### What is needed:
Find the lines below that include the word "this" and report how many there are, with no other text.
Data for analysis START
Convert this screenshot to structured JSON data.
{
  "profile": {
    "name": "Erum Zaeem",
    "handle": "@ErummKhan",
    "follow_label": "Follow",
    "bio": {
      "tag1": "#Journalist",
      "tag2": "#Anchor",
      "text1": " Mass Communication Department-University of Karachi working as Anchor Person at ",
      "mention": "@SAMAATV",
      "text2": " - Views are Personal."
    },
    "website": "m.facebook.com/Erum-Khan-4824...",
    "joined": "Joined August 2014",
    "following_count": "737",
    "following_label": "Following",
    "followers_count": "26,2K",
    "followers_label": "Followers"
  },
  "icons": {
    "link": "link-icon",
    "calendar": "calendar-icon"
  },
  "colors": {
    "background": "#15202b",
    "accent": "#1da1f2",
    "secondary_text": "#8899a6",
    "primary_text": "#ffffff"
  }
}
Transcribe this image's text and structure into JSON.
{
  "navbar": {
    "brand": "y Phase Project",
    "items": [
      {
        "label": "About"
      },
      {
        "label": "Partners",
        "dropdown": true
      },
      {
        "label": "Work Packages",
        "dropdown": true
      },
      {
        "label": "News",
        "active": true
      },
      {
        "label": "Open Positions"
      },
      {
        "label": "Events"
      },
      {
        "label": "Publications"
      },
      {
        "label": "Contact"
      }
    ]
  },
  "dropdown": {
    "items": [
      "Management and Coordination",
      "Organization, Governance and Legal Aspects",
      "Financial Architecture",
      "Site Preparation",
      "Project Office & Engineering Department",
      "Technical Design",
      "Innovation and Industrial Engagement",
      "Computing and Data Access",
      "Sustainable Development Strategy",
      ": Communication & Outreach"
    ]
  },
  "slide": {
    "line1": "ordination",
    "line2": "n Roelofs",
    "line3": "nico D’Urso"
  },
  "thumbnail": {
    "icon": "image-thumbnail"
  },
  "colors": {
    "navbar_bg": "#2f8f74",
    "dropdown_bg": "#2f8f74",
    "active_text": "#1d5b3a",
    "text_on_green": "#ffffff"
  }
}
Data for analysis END
### Written reply:
2